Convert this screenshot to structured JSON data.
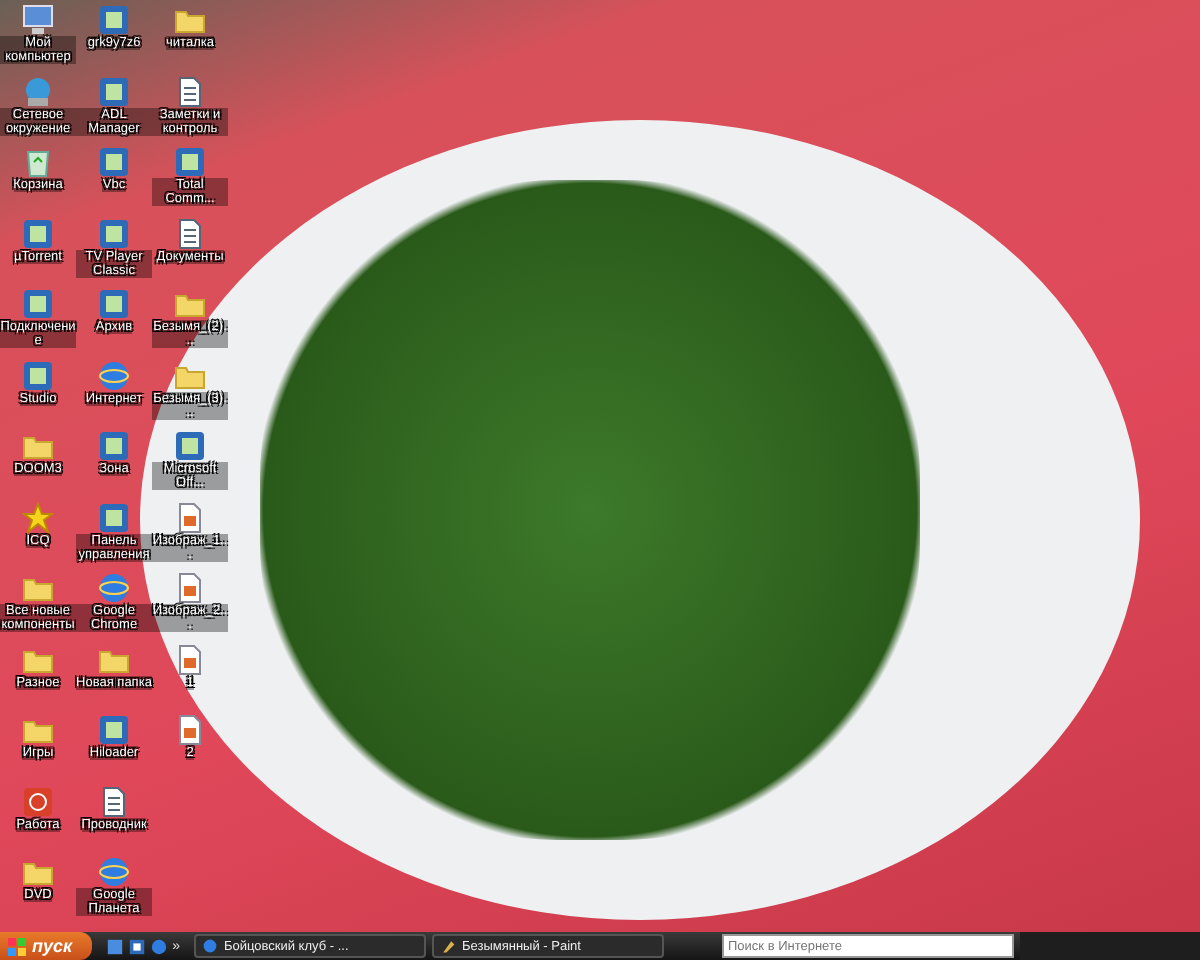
{
  "desktop": {
    "icons": [
      {
        "label": "Мой компьютер",
        "kind": "computer"
      },
      {
        "label": "Сетевое окружение",
        "kind": "network"
      },
      {
        "label": "Корзина",
        "kind": "trash"
      },
      {
        "label": "µTorrent",
        "kind": "app"
      },
      {
        "label": "Подключение",
        "kind": "app"
      },
      {
        "label": "Studio",
        "kind": "app"
      },
      {
        "label": "DOOM3",
        "kind": "folder"
      },
      {
        "label": "ICQ",
        "kind": "star"
      },
      {
        "label": "Все новые компоненты",
        "kind": "folder"
      },
      {
        "label": "Разное",
        "kind": "folder"
      },
      {
        "label": "Игры",
        "kind": "folder"
      },
      {
        "label": "Работа",
        "kind": "power"
      },
      {
        "label": "DVD",
        "kind": "folder"
      },
      {
        "label": "grk9y7z6",
        "kind": "app"
      },
      {
        "label": "ADL Manager",
        "kind": "app"
      },
      {
        "label": "Vbc",
        "kind": "app"
      },
      {
        "label": "TV Player Classic",
        "kind": "app"
      },
      {
        "label": "Архив",
        "kind": "app"
      },
      {
        "label": "Интернет",
        "kind": "globe"
      },
      {
        "label": "Зона",
        "kind": "app"
      },
      {
        "label": "Панель управления",
        "kind": "app"
      },
      {
        "label": "Google Chrome",
        "kind": "globe"
      },
      {
        "label": "Новая папка",
        "kind": "folder"
      },
      {
        "label": "Hiloader",
        "kind": "app"
      },
      {
        "label": "Проводник",
        "kind": "document"
      },
      {
        "label": "Google Планета",
        "kind": "globe"
      },
      {
        "label": "читалка",
        "kind": "folder"
      },
      {
        "label": "Заметки и контроль",
        "kind": "document"
      },
      {
        "label": "Total Comm...",
        "kind": "app"
      },
      {
        "label": "Документы",
        "kind": "document"
      },
      {
        "label": "Безымя_(2)...",
        "kind": "folder"
      },
      {
        "label": "Безымя_(3)...",
        "kind": "folder"
      },
      {
        "label": "Microsoft Off...",
        "kind": "app"
      },
      {
        "label": "Изображ_1...",
        "kind": "image"
      },
      {
        "label": "Изображ_2...",
        "kind": "image"
      },
      {
        "label": "1",
        "kind": "image"
      },
      {
        "label": "2",
        "kind": "image"
      }
    ]
  },
  "taskbar": {
    "start_label": "пуск",
    "more": "»",
    "tasks": [
      {
        "label": "Бойцовский клуб - ...",
        "selected": false
      },
      {
        "label": "Безымянный - Paint",
        "selected": false
      }
    ],
    "search": {
      "placeholder": "Поиск в Интернете"
    }
  }
}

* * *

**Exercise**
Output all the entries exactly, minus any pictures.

**Solution**
Convert this screenshot to structured JSON data.
{
  "desktop": {
    "icons": [
      {
        "label": "Мой компьютер",
        "kind": "computer"
      },
      {
        "label": "Сетевое окружение",
        "kind": "network"
      },
      {
        "label": "Корзина",
        "kind": "trash"
      },
      {
        "label": "µTorrent",
        "kind": "app"
      },
      {
        "label": "Подключение",
        "kind": "app"
      },
      {
        "label": "Studio",
        "kind": "app"
      },
      {
        "label": "DOOM3",
        "kind": "folder"
      },
      {
        "label": "ICQ",
        "kind": "star"
      },
      {
        "label": "Все новые компоненты",
        "kind": "folder"
      },
      {
        "label": "Разное",
        "kind": "folder"
      },
      {
        "label": "Игры",
        "kind": "folder"
      },
      {
        "label": "Работа",
        "kind": "power"
      },
      {
        "label": "DVD",
        "kind": "folder"
      },
      {
        "label": "grk9y7z6",
        "kind": "app"
      },
      {
        "label": "ADL Manager",
        "kind": "app"
      },
      {
        "label": "Vbc",
        "kind": "app"
      },
      {
        "label": "TV Player Classic",
        "kind": "app"
      },
      {
        "label": "Архив",
        "kind": "app"
      },
      {
        "label": "Интернет",
        "kind": "globe"
      },
      {
        "label": "Зона",
        "kind": "app"
      },
      {
        "label": "Панель управления",
        "kind": "app"
      },
      {
        "label": "Google Chrome",
        "kind": "globe"
      },
      {
        "label": "Новая папка",
        "kind": "folder"
      },
      {
        "label": "Hiloader",
        "kind": "app"
      },
      {
        "label": "Проводник",
        "kind": "document"
      },
      {
        "label": "Google Планета",
        "kind": "globe"
      },
      {
        "label": "читалка",
        "kind": "folder"
      },
      {
        "label": "Заметки и контроль",
        "kind": "document"
      },
      {
        "label": "Total Comm...",
        "kind": "app"
      },
      {
        "label": "Документы",
        "kind": "document"
      },
      {
        "label": "Безымя_(2)...",
        "kind": "folder"
      },
      {
        "label": "Безымя_(3)...",
        "kind": "folder"
      },
      {
        "label": "Microsoft Off...",
        "kind": "app"
      },
      {
        "label": "Изображ_1...",
        "kind": "image"
      },
      {
        "label": "Изображ_2...",
        "kind": "image"
      },
      {
        "label": "1",
        "kind": "image"
      },
      {
        "label": "2",
        "kind": "image"
      }
    ]
  },
  "taskbar": {
    "start_label": "пуск",
    "more": "»",
    "tasks": [
      {
        "label": "Бойцовский клуб - ...",
        "selected": false
      },
      {
        "label": "Безымянный - Paint",
        "selected": false
      }
    ],
    "search": {
      "placeholder": "Поиск в Интернете"
    }
  }
}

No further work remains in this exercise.